In his great work on Hydrogen, Bohr said: "If, the electron is confined to various discrete, STABLE orbits, then, ....". He subsequently derived the formulas for the spectra of hydrogen. Why stable orbits? Who really knows? But, the mature quantum theory of atomic systems based on the Schrodinger eq. yields Bohr's stable atomic orbits, which we now call stationary states. Why does QM work? Who knows? But, indeed, QM does work  some have called QM the most tested of scientific theories. The end of science is nowhere in sight. Regards, Reilly Atkinson (The KaluzaKlein 5dimensional relativity, the mother of "folded dimensions", does predict quantized charge, but the details don't match reality." 



#44
Jun3004, 02:58 PM

P: 1,954





#45
Jul104, 01:42 AM

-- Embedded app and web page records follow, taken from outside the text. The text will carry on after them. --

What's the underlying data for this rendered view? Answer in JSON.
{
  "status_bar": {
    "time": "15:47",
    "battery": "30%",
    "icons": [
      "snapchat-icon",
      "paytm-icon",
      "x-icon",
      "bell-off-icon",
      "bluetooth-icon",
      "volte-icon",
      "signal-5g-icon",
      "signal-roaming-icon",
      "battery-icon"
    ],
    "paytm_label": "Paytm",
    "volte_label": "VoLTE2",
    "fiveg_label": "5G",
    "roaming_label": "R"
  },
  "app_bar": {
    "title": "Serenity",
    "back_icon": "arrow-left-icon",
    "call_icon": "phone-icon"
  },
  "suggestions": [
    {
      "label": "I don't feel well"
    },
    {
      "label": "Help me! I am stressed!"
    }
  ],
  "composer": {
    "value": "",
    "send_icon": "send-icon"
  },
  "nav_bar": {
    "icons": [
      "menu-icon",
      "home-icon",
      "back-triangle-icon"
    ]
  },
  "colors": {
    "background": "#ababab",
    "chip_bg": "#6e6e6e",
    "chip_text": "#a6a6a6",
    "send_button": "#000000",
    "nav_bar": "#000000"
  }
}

P: 15

Proton is positive beaucouse the first subatomic particle that was discovered is positivly charged, and that particle was named proton. It name comes from latin word PROTOS which means the first and the most important. When other particles were discovered they were given names that suite them the most. Electron was given name on Greek language ELEKTRONION which is a kind of rock. It was taken that sign of proton was +1 and of electron 1.




#46
Jul104, 02:07 PM

P: 1,954





#47
Jul104, 04:18 PM

P: 1,116

The Bob (2004 ©) 



#49
Jul204, 02:44 PM

P: 1,116

The Bob (2004 ©) 



#50
Apr209, 09:22 PM

P: 1

Well I came across this forum while studying electricity for my Aviation Maintenance classes and would like to put in my 2 cents:
Quatro.., is right: When Benjamin Franklin made his conjecture regarding the direction of charge flow (from the smooth wax to the rough wool), he set a precedent for electrical notation that exists to this day, despite the fact that we know electrons are the constituent units of charge, and that they are displaced from the wool to the wax  not from the wax to the wool  when those two substances are rubbed together. This is why electrons are said to have a negative charge: because Franklin assumed electric charge moved in the opposite direction that it actually does, and so objects he called "negative" (representing a deficiency of charge) actually have a surplus of electrons. By the time the true direction of electron flow was discovered, the nomenclature of "positive" and "negative" had already been so well established in the scientific community that no effort was made to change it, although calling electrons "positive" would make more sense in referring to "excess" charge. You see, the terms "positive" and "negative" are human inventions, and as such have no absolute meaning beyond our own conventions of language and scientific description. Franklin could have just as easily referred to a surplus of charge as "black" and a deficiency as "white," in which case scientists would speak of electrons having a "white" charge (assuming the same incorrect conjecture of charge position between wax and wool). However, because we tend to associate the word "positive" with "surplus" and "negative" with "deficiency," the standard label for electron charge does seem backward. Because of this, many engineers decided to retain the old concept of electricity with "positive" referring to a surplus of charge, and label charge flow (current) accordingly. This became known as conventional flow notation. FUNNY how those kind of things happen. Source : http://www.allaboutcircuits.com/vol_1/chpt_1/7.html Talk about bringing back a dead post hahaha 


Register to reply 
Related Discussions  
why a negative times a negative is positive  General Math  0  
Protons and Positive Hydrogen Ions  Atomic, Solid State, Comp. Physics  4  
electrons and protons  High Energy, Nuclear, Particle Physics  1  
Protons and electrons  General Physics  8  
Protons and Electrons  General Physics  5